BNZ Markets Today

Jason Wong -

The week has begun on a quiet note, with a lack of news headlines and the US bond market closed for Veteran’s Day holiday. GBP and NZD lead the way in currency markets.

BNZ Markets Today

Jason Wong -

US-China trade deal headlines dominated Friday trading, but even with President Trump hosing down some inherent optimism, US equities still managed to closer higher, while US Treasury yields also nudged up. The USD’s yield advantage proved to be the swaying factor in currency markets, seeing broadly based gains, driving the NZD down further and ending at a fresh three-week low.

BNZ Markets Today

Jason Wong -

Further optimism on an imminent US-China trade deal has driven US equities up to a fresh record high and driven US Treasury yields up to a 3-month high. Higher risk appetite sees JPY underperform, but the NZD’s reaction has been inexplicably muted, lagging gains in the AUD and CNH.

BNZ Markets Today

Jason Wong -

Markets have been fairly listless with modest changes across FX, equity and bond markets. The NZD has traded a less than 30pip range over the past 24 hours, hovering around the 0.6375 mark.

BNZ Markets Today

Jason Wong -

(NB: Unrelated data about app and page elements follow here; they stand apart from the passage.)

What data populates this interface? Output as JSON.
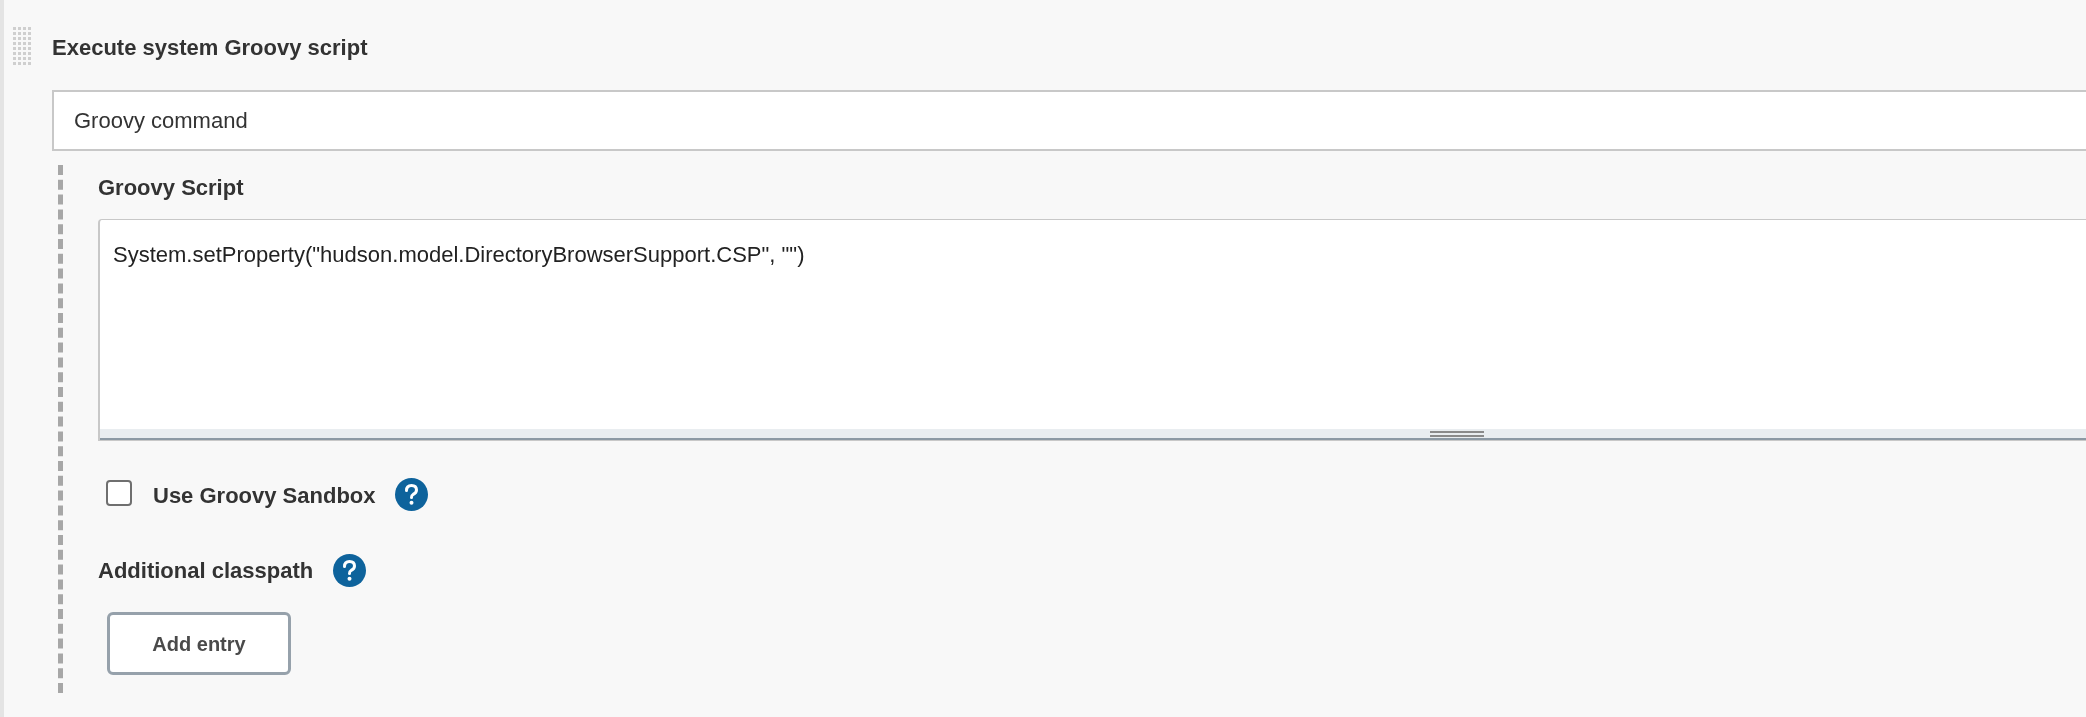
{
  "section": {
    "title": "Execute system Groovy script"
  },
  "source_select": {
    "value": "Groovy command"
  },
  "script": {
    "label": "Groovy Script",
    "value": "System.setProperty(\"hudson.model.DirectoryBrowserSupport.CSP\", \"\")"
  },
  "sandbox": {
    "label": "Use Groovy Sandbox",
    "checked": false
  },
  "classpath": {
    "label": "Additional classpath",
    "button": "Add entry"
  }
}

Increasing optimism on a US-China trade deal and a stronger-than-expected US non-manufacturing ISM index have driven markets, with a chunky rise in UST yields and more curve steepening. Higher US rates have supported the USD, and this dynamic has more than offset the positive news for the NZD, seeing it trade back below 0.64.

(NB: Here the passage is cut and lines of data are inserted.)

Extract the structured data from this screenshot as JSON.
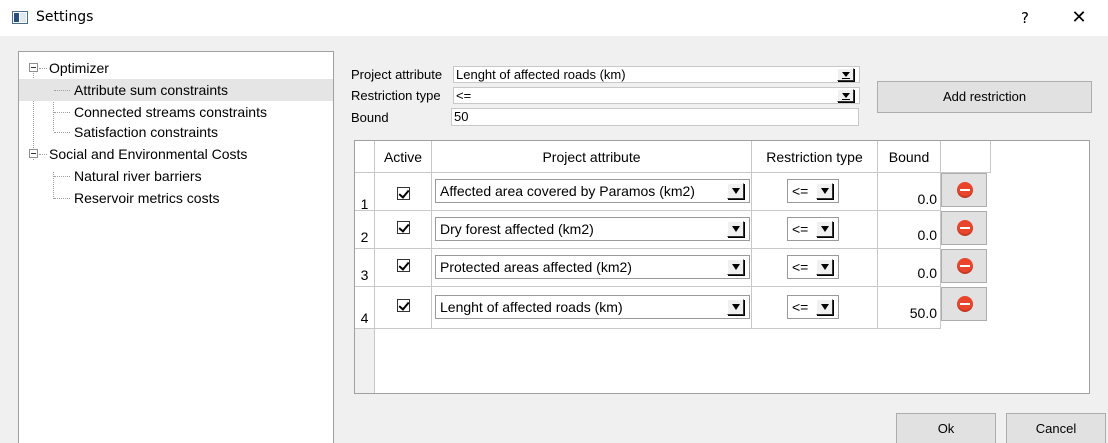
{
  "window": {
    "title": "Settings",
    "help_label": "?",
    "close_label": "✕"
  },
  "tree": {
    "items": [
      {
        "label": "Optimizer",
        "level": 0
      },
      {
        "label": "Attribute sum constraints",
        "level": 1,
        "selected": true
      },
      {
        "label": "Connected streams constraints",
        "level": 1
      },
      {
        "label": "Satisfaction constraints",
        "level": 1
      },
      {
        "label": "Social and Environmental Costs",
        "level": 0
      },
      {
        "label": "Natural river barriers",
        "level": 1
      },
      {
        "label": "Reservoir metrics costs",
        "level": 1
      }
    ]
  },
  "form": {
    "project_attribute_label": "Project attribute",
    "project_attribute_value": "Lenght of affected roads (km)",
    "restriction_type_label": "Restriction type",
    "restriction_type_value": "<=",
    "bound_label": "Bound",
    "bound_value": "50",
    "add_restriction_label": "Add restriction"
  },
  "table": {
    "headers": {
      "active": "Active",
      "attribute": "Project attribute",
      "restriction": "Restriction type",
      "bound": "Bound"
    },
    "rows": [
      {
        "index": "1",
        "active": true,
        "attribute": "Affected area covered by Paramos (km2)",
        "restriction": "<=",
        "bound": "0.0"
      },
      {
        "index": "2",
        "active": true,
        "attribute": "Dry forest affected (km2)",
        "restriction": "<=",
        "bound": "0.0"
      },
      {
        "index": "3",
        "active": true,
        "attribute": "Protected areas affected (km2)",
        "restriction": "<=",
        "bound": "0.0"
      },
      {
        "index": "4",
        "active": true,
        "attribute": "Lenght of affected roads (km)",
        "restriction": "<=",
        "bound": "50.0"
      }
    ]
  },
  "footer": {
    "ok_label": "Ok",
    "cancel_label": "Cancel"
  },
  "colors": {
    "delete_icon": "#e8452c",
    "selection": "#e5e5e5"
  }
}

BNZ Markets Today

Nick Smyth -

Equities and bond yields headed higher overnight following more encouraging comments from US officials on Phase-One US-China trade negotiations. The USD regained some of its losses from last week but remains range-bound while the NZD continues to trade just above 0.64. NZ rates experienced another sizeable rise yesterday, with rates at the short-end reaching their highest level since the August 50bp OCR cut.

BNZ Markets Today

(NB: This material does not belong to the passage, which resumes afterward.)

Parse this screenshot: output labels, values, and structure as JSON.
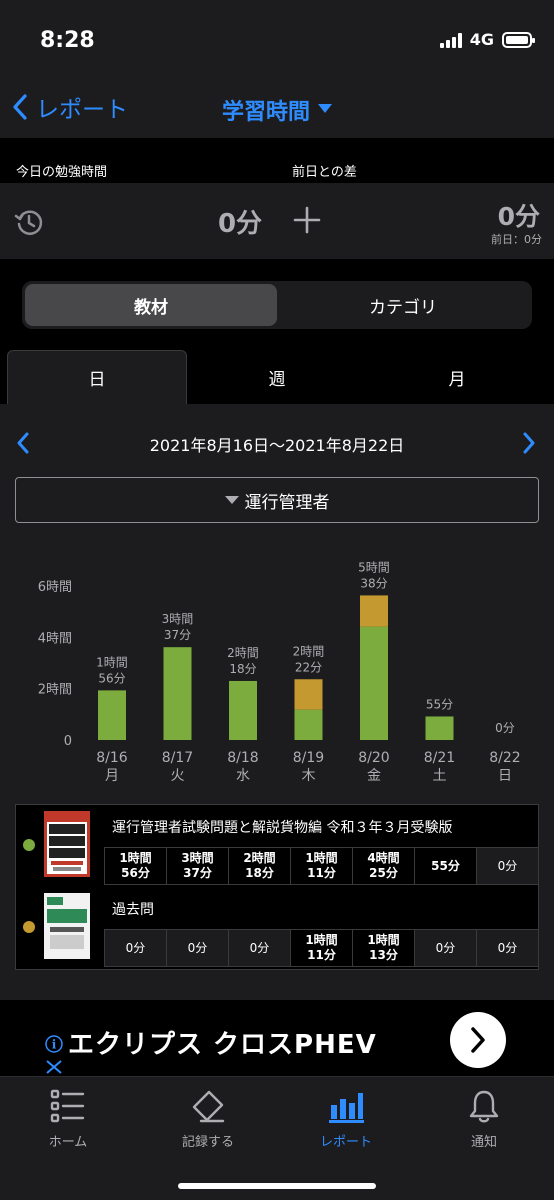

Nick Smyth -

It was a risk-on session on Friday with positive noises on the Phase-One US China trade agreement and stronger-than-expected US economic data lifting the S&P500 and NASDAQ to fresh record highs. There was less movement in bond and currency markets. The USD remained near three-month lows while the NZD consolidated above 0.64. The week ahead features the NZ HLFS employment survey, the RBA meeting and US non-manufacturing ISM survey.

NZ At A Glance

New Zealand At A Glance

Stephen Toplis -

The mood of the country appears to have stepped up a tad over the last few weeks. You wouldn’t describe the business sector as being optimistic but confidence levels have certainly ticked up enough to suggest the economy is approaching its cyclical low. Consequently, the risk we may face negative interest rates has reduced markedly particularly given that headline inflation now looks set to head above 2.0% within six months and the labour market remains tight. Moreover, fiscal policy looks increasingly likely to be supportive of growth over the medium term.

Rural Wrap

Food Nourishing Exports

Doug Steel -

Food exports look set to lift NZ’s merchandise exports to a record high in 2019. Further export gains are expected next year, on elevated primary product prices. Meat prices are leading the charge, amplified by the impact of African Swine Fever on pigs in China. We see NZ’s food trade surplus lifting to over $30 billion, supporting both NZ growth and the nation’s external balances.